Scientists seemed more and more convinced that a major eruption was likely, and an unlikely local folk hero turned up in the news in the form of an old guy who owned a lodge on the very slopes of the mountain. His name was Harry R. Truman, and he refused to leave his beloved mountain. He was staying right where he was, with his cats. I honestly don't recall if Truman genuinely believed that the mountain wouldn't kill him, or if he couldn't bear leaving it. Given what the mountain looked like for him and what it would look like very soon, I almost can't blame him.
The big blast that everyone was awaiting finally came, forty years ago today, on May 18, 1980. There was no lava, just an enormous earthquake followed by a landslide that took away one entire side of the mountain. And then? Ash and steam and smoke, in a cloud miles high. More than fifty people were killed in that blast, including Harry R. Truman, whose lodge was buried under hundreds of feet of mud and ash and rock and debris.

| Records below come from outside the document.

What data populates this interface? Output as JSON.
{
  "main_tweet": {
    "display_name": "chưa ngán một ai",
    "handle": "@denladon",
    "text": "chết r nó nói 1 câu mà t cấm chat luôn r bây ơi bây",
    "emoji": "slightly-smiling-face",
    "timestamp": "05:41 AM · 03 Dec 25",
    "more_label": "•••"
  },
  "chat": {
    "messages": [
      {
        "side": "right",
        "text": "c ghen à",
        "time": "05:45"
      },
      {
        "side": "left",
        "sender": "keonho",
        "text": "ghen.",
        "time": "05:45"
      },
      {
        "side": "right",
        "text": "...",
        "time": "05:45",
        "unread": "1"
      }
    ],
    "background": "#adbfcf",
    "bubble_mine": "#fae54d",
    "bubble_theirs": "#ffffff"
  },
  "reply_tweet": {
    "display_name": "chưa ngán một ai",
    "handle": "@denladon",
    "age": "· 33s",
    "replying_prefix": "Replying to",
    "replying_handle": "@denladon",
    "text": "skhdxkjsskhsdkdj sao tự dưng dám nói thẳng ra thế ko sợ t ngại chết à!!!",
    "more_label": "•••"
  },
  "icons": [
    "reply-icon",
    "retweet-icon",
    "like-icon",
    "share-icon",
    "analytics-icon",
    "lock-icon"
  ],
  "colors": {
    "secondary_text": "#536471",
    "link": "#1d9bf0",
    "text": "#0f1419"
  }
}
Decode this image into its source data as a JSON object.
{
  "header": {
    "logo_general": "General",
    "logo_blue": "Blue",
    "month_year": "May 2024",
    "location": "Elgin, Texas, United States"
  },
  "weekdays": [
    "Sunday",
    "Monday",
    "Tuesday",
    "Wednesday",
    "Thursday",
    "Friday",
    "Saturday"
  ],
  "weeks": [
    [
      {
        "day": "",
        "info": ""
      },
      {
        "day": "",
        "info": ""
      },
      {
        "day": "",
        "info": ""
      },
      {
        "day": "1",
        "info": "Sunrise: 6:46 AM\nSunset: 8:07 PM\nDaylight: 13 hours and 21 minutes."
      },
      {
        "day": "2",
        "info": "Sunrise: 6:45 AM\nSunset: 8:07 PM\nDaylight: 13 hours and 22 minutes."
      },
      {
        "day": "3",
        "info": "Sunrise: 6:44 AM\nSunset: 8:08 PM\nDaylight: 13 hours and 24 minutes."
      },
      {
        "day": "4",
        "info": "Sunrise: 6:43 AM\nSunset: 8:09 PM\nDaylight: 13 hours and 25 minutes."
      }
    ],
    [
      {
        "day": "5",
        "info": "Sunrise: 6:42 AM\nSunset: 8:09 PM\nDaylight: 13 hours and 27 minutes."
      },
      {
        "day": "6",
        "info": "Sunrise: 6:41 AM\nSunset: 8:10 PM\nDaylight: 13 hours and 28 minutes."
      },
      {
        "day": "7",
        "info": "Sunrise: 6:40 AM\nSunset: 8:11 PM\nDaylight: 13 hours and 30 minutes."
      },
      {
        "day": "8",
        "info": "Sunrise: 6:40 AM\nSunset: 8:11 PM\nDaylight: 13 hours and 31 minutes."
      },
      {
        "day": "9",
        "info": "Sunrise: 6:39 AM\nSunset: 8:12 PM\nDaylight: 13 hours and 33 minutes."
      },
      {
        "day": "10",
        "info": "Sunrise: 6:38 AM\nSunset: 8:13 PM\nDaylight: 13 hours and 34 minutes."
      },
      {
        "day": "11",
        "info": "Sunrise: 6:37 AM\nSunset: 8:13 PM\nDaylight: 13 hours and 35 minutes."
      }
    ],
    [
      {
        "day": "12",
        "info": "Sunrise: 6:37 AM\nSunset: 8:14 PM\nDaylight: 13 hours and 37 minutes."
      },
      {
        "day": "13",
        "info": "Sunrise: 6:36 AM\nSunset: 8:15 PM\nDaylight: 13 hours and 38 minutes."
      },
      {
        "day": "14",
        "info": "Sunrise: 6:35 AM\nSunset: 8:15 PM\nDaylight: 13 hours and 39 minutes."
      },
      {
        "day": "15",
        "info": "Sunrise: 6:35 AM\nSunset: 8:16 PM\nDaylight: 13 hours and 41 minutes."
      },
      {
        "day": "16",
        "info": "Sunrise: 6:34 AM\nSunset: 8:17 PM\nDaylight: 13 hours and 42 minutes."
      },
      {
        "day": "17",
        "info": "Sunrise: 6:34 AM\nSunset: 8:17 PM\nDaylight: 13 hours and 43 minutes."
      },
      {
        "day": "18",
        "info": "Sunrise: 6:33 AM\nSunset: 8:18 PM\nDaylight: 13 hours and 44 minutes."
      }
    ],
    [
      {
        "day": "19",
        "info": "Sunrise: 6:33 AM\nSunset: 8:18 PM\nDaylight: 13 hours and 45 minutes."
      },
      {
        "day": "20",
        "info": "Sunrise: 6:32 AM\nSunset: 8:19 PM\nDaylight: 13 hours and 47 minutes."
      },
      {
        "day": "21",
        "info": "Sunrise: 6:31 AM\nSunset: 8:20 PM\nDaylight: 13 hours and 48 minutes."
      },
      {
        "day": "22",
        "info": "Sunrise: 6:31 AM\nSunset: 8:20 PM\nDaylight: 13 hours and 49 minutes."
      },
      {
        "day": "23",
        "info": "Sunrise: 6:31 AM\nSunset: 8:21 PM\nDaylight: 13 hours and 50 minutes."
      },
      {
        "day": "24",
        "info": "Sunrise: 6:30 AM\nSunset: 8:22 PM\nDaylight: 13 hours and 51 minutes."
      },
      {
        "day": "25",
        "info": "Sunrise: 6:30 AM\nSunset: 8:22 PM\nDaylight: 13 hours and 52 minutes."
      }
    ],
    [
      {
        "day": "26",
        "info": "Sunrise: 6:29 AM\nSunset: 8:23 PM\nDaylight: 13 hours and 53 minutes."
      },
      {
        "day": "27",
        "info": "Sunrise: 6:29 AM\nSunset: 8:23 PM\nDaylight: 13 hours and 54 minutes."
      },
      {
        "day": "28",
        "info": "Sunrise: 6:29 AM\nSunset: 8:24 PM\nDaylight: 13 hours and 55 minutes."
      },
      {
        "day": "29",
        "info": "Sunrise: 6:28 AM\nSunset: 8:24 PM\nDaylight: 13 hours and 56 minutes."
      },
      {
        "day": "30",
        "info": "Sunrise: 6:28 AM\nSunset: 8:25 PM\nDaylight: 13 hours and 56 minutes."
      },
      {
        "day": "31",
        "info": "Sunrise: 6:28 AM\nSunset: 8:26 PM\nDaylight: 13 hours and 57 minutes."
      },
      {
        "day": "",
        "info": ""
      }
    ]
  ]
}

The scale of destruction is astonishing for me to contemplate to this day. On May 18, the winds were out of the west, so we in the Portland area were spared large amounts of ash-fall. Not so later follow-up eruptions; I remember hosing an inch of ash off our driveway one morning. It was a fine, heavy, gray powder that covered everything. I also remember one day when some friends and I were playing outside and someone's father told us that Mt. St. Helens was erupting again. We rushed to the best vantage point in the housing development, just beyond a stand of trees at the eastern end, and there we saw something that looked very much like this (in fact, it may well have been this):
In the waiting throng beyond the cottage, Taran glimsed Hevydd, Llassar, the folk of the Commots, Gast and Goryon side by side near the farmer Aeddan, King Smoit towering above them, his beard bright as flame. But many were the well-loved faces he saw clearly only with his heart. A sudden burst of cheering voices greeted him as he took Eilonwy's hand tightly in his own and stepped through the door.
And so they lived many happy years, and the promised tasks were accomplished. Yet long afterward, when all had passed away into distant memory, there were many who wondered whether King Taran, Queen Eilonwy, and their companions had indeed walked the earth, or whether they had been no more than dreams in a tale set down to beguile children. And, in time, only the bards knew the truth of it.